App and web page records:
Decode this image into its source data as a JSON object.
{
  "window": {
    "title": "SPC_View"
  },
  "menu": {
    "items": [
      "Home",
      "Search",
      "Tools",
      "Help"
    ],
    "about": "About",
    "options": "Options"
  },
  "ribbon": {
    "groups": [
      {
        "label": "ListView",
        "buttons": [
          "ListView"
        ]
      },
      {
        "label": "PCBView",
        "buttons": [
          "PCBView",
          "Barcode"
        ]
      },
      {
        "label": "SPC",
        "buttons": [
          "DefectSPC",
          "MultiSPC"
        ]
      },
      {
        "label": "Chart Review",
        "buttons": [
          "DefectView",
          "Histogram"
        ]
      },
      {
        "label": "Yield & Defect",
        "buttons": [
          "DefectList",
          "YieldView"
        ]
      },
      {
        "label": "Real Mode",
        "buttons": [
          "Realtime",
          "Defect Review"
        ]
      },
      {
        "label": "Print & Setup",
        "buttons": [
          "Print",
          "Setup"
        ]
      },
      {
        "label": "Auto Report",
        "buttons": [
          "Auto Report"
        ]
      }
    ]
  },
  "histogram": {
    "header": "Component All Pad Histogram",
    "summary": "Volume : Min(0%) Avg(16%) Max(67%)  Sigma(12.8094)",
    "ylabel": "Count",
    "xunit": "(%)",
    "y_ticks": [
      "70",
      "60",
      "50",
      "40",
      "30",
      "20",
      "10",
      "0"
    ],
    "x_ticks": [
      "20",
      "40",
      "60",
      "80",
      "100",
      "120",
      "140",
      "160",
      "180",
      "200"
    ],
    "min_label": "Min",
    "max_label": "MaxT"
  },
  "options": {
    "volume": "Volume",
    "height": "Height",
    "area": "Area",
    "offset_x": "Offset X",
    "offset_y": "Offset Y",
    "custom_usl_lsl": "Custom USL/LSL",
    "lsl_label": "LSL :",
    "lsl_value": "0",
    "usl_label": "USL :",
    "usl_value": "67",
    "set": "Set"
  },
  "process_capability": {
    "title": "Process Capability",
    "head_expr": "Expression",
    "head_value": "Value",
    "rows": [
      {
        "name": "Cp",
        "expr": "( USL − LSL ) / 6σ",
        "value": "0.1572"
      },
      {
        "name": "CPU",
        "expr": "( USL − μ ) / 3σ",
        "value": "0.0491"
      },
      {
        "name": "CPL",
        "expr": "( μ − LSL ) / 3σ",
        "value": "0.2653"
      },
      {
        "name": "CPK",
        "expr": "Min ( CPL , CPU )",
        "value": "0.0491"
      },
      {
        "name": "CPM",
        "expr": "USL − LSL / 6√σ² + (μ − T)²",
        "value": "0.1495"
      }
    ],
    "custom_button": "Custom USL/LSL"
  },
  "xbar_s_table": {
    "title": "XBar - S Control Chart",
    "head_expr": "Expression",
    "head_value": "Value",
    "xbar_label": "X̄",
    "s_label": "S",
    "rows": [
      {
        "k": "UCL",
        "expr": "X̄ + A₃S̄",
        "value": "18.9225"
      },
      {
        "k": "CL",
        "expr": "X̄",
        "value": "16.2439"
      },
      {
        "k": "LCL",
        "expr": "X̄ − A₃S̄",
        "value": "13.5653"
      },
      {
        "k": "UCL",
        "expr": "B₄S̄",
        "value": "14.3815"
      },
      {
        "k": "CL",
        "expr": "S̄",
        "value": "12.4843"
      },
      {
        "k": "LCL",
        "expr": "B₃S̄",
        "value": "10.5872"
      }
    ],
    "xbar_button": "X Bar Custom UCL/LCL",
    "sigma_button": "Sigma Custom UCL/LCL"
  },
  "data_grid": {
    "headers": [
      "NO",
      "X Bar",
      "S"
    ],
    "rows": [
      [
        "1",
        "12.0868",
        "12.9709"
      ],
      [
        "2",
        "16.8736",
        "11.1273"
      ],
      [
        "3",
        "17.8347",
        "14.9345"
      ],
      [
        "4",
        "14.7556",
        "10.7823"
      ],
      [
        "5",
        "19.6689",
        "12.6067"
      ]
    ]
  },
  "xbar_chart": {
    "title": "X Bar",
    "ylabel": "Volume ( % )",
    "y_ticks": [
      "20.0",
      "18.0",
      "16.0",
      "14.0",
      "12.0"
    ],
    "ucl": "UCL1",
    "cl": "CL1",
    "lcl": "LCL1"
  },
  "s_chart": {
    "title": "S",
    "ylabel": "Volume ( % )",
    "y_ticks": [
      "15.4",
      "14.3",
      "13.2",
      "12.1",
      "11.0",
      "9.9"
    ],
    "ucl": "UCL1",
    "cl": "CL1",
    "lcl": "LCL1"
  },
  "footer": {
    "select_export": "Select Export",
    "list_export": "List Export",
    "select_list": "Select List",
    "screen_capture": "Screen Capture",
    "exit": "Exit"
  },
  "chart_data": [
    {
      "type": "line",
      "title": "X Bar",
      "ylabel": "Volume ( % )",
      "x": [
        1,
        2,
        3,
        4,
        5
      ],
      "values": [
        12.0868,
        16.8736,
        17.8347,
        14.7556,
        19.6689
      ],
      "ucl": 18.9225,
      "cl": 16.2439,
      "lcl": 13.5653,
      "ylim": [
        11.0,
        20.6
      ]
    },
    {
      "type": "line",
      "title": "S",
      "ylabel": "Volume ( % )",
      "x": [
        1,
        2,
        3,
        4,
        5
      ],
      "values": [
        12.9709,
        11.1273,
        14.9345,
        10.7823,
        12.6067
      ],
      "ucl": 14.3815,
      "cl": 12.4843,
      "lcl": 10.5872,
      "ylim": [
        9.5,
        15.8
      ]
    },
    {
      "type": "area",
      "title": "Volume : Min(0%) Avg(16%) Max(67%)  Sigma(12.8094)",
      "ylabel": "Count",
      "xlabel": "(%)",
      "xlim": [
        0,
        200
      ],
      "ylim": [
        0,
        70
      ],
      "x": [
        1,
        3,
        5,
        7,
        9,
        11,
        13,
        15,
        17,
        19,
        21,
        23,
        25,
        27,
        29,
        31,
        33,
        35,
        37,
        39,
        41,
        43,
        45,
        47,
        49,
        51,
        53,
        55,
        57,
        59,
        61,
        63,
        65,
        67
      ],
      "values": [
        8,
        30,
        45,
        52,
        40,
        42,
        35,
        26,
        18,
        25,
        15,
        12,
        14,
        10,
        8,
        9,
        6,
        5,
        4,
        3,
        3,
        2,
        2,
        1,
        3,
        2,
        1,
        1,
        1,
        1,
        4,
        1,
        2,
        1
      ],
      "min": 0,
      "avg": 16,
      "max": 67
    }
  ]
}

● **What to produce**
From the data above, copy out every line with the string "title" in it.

● **Your response**
    "title": "SPC_View"
    "title": "Process Capability",
    "title": "XBar - S Control Chart",
    "title": "X Bar",
    "title": "S",
      "title": "X Bar",
      "title": "S",
      "title": "Volume : Min(0%) Avg(16%) Max(67%)  Sigma(12.8094)",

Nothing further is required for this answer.